The after-work crowd has filed into the Monkey Bar wearing compulsory black clothing. Cell phones are answered. Martinis are shaken and then swallowed with abandon. At 6:30 on a Friday evening, the conversations are mostly about the workweek.

The former inhabitants of Apartment 6 upstairs would dismiss these working-class drinkers as bourgeois, and they’d be right on. Back in 1975, the revolutionary residents of the apartment at 28th and Capitol were bent on a radical overthrow of the government. They’d have little use for the middle-class conformists downstairs in the Monkey Bar. Socializing and drinking liquid anesthesia were not part of the plan.

Patty Hearst and Kathy Soliah of the Symbionese Liberation Army shared the dwelling on the April day that few in the bar remember. It was the day the band of urban guerillas shot a suburban church lady for the revolution (see ‘Obstruction of Justice”). Patty Hearst says she knows who pulled the fatal trigger that brought down Jon Opsahl’s mother in a Carmichael bank. Opsahl is determined that no one forget, especially Sacramento District Attorney Jan Scully.

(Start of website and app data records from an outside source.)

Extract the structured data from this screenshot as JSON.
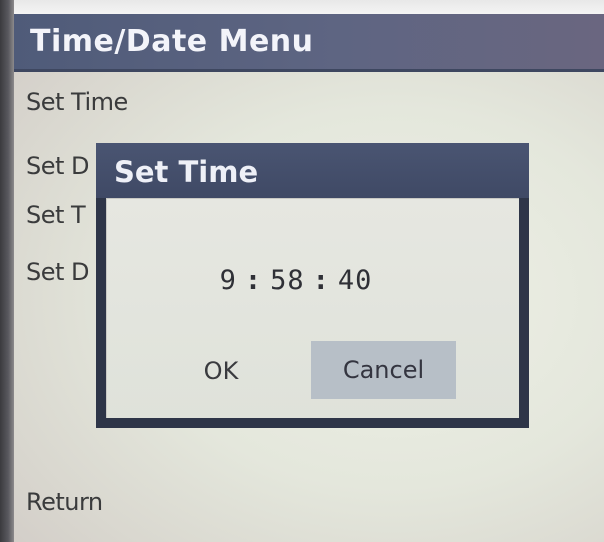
{
  "menu": {
    "title": "Time/Date Menu",
    "items": [
      "Set Time",
      "Set D",
      "Set T",
      "Set D"
    ],
    "return_label": "Return"
  },
  "dialog": {
    "title": "Set Time",
    "time": {
      "hours": "9",
      "minutes": "58",
      "seconds": "40",
      "separator": ":"
    },
    "ok_label": "OK",
    "cancel_label": "Cancel"
  },
  "colors": {
    "title_bar": "#56607d",
    "dialog_frame": "#2e3548",
    "cancel_highlight": "#b7bfc7"
  }
}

When a current resident of the apartment building hears that Patty Hearst once lived next door, he says, "Wow, no way." Way. She lived here during a crime spree 25 years ago. He says, "Cool," adjusts his ball cap and climbs into an SUV.